[ietf-dkim] DNS delegation takes care of the authorization
dotis at mail-abuse.org
Tue Jan 29 14:29:33 PST 2008
On Jan 29, 2008, at 12:02 PM, Dave Crocker wrote:
> Jeff Macdonald wrote:
>>>> Is that agent authorized to work "on behalf of" the author?
>>> Seems so:
>> I guess I wasn't clear. A Bad Actor can decide to be an agent to
>> work "on behalf" any other. It doesn't mean he was authorized to do
> And being authorized doesn't make them a Good Actor...
> Further, DNS delegation takes care of the authorization question,
> since it subsumes the actor explicitly and directly under the name
> (and reputation) of the delegator. No additional (sub-)mechanism is
> needed in another specification to accomplish this. The DNS-based
> approach is therefore simpler and well-established.
> Whatever the claims about DNS administrative effort, they cannot be
> better for a new mechanism that has no history and requires the same
> level of maintenance.
Key exchanges might be a method to delegate DKIM signing to third-
parties. Unless an ad-hoc private key exchange is employed,
redirection or delegation will not provide a means to restrict the
scope of a DKIM key. However, ad-hoc private key exchange is neither
safe, simple, or well-established.
Private key exchanges or public key redirection obfuscates who handled
the message. DKIM servers contain private keys that, if exposed,
might compromise thousands of other domains when DKIM keys are used as
a method for delegating message handling to third-parties. If such an
exposure were to occur, who actually handled the message becomes
critical. However, private key exchanges or public key redirection
necessitates a number of forensic details be reported before others
will be able to assess who handled the message. The potential scope
of these details may also make reporting these security breaches
With many methods where DKIM key delegation might be achieved, and the
number of DKIM specific key details involved, DKIM public key
redirection should not be described as either simple or well-
established. Attempting to redirect public keys using DNS requires
two or more administrative entities to routinely co-ordinate the
details they publish. Details that coincide with specific real-time
DKIM message handling across multiple administrative domains. Such a
complex system can not be described as simple. With respect to DKIM,
public key redirection as a third-party message handling delegation
method on a large scale is not well-established either. If adopted as
a solution by large providers, public key redirection also creates
significant security issues.
On the other hand, TPA-SSP provides a method where third-party
delegation is handled autonomously and without any exchange of keys.
Although TPA-SSP makes use of DNS, each administrative entity is able
to publish information without co-ordination with specific real-time
message handling within different administrative domains.
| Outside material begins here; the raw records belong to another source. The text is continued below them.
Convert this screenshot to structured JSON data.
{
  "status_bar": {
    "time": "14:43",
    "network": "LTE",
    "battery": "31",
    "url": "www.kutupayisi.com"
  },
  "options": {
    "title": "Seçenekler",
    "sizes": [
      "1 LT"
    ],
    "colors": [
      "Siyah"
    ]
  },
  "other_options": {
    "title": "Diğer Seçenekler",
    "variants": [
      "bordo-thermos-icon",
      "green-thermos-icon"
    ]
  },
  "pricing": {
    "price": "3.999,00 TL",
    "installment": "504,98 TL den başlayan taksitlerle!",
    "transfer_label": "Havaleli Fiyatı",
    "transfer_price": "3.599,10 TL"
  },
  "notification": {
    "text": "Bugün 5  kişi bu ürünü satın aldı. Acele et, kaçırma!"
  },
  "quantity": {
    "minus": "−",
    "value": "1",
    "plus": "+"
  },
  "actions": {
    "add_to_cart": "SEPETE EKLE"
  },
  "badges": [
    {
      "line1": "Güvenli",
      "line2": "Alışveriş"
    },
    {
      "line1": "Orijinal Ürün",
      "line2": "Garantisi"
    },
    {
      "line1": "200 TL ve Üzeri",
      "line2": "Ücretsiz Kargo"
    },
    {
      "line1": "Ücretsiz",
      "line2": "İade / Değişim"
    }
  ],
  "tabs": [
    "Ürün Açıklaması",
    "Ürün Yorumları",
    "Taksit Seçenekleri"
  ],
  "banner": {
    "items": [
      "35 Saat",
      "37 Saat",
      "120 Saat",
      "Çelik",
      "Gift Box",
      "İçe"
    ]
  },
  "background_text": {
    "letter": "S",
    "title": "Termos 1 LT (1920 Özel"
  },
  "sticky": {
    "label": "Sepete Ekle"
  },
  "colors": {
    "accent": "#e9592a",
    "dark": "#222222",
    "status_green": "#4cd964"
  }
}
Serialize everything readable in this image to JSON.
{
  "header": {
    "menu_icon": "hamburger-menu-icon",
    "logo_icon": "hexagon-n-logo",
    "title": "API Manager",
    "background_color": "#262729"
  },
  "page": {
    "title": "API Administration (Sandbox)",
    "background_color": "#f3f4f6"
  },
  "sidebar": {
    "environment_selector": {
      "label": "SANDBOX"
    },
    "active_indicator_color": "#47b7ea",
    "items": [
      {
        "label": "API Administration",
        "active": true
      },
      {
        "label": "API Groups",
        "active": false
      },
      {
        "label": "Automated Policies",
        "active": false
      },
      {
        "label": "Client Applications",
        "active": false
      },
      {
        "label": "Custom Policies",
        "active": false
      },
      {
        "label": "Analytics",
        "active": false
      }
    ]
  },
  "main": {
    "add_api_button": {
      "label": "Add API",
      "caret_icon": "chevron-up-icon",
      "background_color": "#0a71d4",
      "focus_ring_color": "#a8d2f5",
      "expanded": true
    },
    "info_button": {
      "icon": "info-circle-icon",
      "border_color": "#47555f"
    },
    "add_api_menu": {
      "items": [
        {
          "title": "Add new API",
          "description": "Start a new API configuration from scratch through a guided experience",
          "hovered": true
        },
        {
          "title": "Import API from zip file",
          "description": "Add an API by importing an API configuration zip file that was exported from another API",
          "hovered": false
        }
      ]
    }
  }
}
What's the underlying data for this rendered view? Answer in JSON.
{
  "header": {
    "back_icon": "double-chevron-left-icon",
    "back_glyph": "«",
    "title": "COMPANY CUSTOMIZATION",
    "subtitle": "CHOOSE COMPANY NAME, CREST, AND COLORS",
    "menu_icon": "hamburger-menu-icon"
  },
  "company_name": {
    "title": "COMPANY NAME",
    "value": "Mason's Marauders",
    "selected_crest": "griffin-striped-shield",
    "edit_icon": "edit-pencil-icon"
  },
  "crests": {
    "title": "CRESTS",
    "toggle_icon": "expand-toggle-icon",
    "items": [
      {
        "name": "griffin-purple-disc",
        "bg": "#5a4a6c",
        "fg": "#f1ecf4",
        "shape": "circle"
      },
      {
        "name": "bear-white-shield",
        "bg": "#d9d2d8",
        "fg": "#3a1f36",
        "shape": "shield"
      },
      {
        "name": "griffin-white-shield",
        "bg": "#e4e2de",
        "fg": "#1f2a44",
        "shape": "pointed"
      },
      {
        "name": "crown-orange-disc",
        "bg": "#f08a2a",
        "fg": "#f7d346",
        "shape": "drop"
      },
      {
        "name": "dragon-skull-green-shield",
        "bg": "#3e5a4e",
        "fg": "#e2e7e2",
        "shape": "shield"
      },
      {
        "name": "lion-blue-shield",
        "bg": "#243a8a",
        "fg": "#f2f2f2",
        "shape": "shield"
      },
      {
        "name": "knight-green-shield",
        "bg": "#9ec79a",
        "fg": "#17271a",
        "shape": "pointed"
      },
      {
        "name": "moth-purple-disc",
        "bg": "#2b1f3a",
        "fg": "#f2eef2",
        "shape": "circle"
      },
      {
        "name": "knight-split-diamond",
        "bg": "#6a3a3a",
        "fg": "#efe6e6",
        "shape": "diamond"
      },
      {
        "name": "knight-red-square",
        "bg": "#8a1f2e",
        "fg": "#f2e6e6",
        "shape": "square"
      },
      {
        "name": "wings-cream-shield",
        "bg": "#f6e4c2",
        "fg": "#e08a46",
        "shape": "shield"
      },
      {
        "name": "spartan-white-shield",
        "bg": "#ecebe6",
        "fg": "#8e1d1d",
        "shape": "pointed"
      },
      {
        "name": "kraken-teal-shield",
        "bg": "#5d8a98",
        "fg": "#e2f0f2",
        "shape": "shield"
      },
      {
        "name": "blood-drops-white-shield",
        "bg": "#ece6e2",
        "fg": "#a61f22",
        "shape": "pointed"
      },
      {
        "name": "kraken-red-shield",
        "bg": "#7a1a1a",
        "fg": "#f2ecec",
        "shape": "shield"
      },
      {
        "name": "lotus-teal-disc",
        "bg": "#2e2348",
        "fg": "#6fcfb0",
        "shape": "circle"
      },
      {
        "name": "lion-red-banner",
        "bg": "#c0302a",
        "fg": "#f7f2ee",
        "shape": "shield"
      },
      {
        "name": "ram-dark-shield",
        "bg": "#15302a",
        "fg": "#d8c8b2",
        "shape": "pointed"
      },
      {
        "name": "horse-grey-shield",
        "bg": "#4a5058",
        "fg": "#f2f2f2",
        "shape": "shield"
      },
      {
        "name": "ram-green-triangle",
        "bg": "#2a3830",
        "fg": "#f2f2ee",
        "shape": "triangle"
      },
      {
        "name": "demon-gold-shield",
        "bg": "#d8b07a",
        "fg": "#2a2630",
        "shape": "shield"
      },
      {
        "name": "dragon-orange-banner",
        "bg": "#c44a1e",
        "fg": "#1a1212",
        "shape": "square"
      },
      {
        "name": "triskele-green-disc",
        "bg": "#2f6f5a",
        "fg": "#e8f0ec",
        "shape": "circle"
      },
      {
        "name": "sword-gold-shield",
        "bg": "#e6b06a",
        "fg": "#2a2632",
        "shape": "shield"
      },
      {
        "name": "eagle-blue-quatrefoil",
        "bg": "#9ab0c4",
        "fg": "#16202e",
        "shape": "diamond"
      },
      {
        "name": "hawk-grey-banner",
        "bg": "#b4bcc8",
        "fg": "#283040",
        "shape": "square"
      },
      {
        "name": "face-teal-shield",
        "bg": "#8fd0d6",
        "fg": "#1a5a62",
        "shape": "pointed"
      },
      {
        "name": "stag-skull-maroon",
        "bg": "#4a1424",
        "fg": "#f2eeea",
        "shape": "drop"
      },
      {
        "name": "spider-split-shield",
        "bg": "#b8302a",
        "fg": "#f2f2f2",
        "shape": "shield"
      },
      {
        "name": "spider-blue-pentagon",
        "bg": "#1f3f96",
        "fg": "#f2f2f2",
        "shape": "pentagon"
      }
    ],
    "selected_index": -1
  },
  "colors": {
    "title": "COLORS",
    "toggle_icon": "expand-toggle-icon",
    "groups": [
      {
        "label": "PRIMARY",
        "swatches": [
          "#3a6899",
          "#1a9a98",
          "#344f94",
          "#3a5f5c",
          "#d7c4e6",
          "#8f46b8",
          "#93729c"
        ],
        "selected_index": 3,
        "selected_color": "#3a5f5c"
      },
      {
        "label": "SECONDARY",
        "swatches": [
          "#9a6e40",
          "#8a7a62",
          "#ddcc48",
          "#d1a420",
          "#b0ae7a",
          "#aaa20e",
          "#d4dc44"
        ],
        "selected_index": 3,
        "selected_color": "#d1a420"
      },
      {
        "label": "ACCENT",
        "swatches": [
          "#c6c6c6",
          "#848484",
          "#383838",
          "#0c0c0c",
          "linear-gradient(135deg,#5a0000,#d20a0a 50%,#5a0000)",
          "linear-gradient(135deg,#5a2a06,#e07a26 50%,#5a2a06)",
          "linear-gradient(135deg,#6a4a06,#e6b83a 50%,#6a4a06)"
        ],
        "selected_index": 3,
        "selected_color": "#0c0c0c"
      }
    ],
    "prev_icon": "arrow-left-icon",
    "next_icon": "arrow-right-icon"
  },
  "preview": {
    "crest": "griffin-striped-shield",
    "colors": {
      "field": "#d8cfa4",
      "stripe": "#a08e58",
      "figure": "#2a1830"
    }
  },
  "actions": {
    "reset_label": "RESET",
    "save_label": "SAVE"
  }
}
In
addition, the TPA-SSP third-party authorization does not require
periodic modification, as will DKIM key publications. There is little
to suggest that DKIM public key redirection or ad-hoc DKIM key
exchange is not a disaster in the waiting. In addition, other
applications beyond email may attempt to utilize these keys for other
The motivation behind DKIM was to establish a responsible domain to
enable correction of various types of abuse. Has this goal changed?
Anything that obfuscates who the responsible domain introducing the
message is diminishes that effort. IMHO, SSP should standardize a way
to signal a domain's use of the TBD TPA-SSP. Other than that, SSP can
remain unchanged. However, third-party delegation by way of key
redirection or exchanges should be strongly discouraged.
More information about the ietf-dkim